These symptoms of redness, irritation, pressure and double vision are treated with lubrication, anti-inflammatory medications and prisms for the double vision, and will require some time to stabilize before your doctor will recommend surgical intervention. Typically, the active or inflammatory stage of thyroid eye disease lasts one to three years. During this time, your doctor will avoid surgically treating these symptoms because the tissues are constantly changing, and the results will not be stable. However, there are some problems that are dangerous to your vision, and these require more immediate treatment.
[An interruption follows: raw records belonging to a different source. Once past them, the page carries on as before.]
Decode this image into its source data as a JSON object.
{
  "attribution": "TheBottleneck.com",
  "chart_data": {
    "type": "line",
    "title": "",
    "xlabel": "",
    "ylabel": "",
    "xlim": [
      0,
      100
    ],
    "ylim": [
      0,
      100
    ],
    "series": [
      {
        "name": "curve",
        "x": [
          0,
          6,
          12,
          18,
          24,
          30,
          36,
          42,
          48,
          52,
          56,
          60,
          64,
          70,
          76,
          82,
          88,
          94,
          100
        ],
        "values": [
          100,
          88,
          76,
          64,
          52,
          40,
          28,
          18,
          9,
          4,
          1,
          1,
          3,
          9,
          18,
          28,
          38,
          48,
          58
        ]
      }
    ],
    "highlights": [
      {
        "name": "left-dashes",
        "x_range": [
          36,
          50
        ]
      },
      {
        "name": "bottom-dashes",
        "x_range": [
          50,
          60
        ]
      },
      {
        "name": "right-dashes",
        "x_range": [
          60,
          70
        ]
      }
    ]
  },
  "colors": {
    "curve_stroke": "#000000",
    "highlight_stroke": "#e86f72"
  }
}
Because the eye is pushed forward, and because the eyelids are pulled open by the muscles, you may have difficulty closing your eyelids. This can lead to a corneal ulcer, which causes scarring and permanent loss of the vision. Immediate treatment is necessary. The corneal ulcer would cause redness of the eye, pain and usually decrease in vision. You should seek immediate attention from your doctor for these problems. A second danger to vision occurs when swollen tissues compress the optic nerve. The optic nerve functions as an extension cord between the eye and the brain to carry the message of vision. When the nerve is compressed, color vision is abnormal, lights may seem dimmer than usual, and the sharpness of the vision decreases. These changes may be reversed with treatment, but could progress to permanent loss of vision. Tell your doctor immediately if you are experiencing any of these symptoms.

The treatment options for vision-threatening problems in thyroid eye disease include corticosteroids or other anti-inflammatory medications, radiation and surgery. A combination of these may be necessary to protect vision. Most people with thyroid eye disease do not get corneal ulcers or optic neuropathy, but it is important to understand the symptoms so you know when to seek help.

Examination

To assess your vision and the changes in the tissues around your eyes, there are several tests you can expect your eye doctor to perform. These include vision testing, color vision testing, visual fields, eyelid measurements, eye pressure readings, checking the optic nerves, and sometimes photographs.

If you have thyroid disease and suspect that you may have thyroid eye disease, your doctor may recommend that you see an eye doctor. Ophthalmologists trained in Ophthalmic Plastic and Reconstructive Surgery have a special interest and training in thyroid eye disease. They will be able to evaluate your symptoms, recommend a course of treatment, discuss surgical options to bring your eyelids back to their normal appearance, and help you watch for any problems with decreased vision.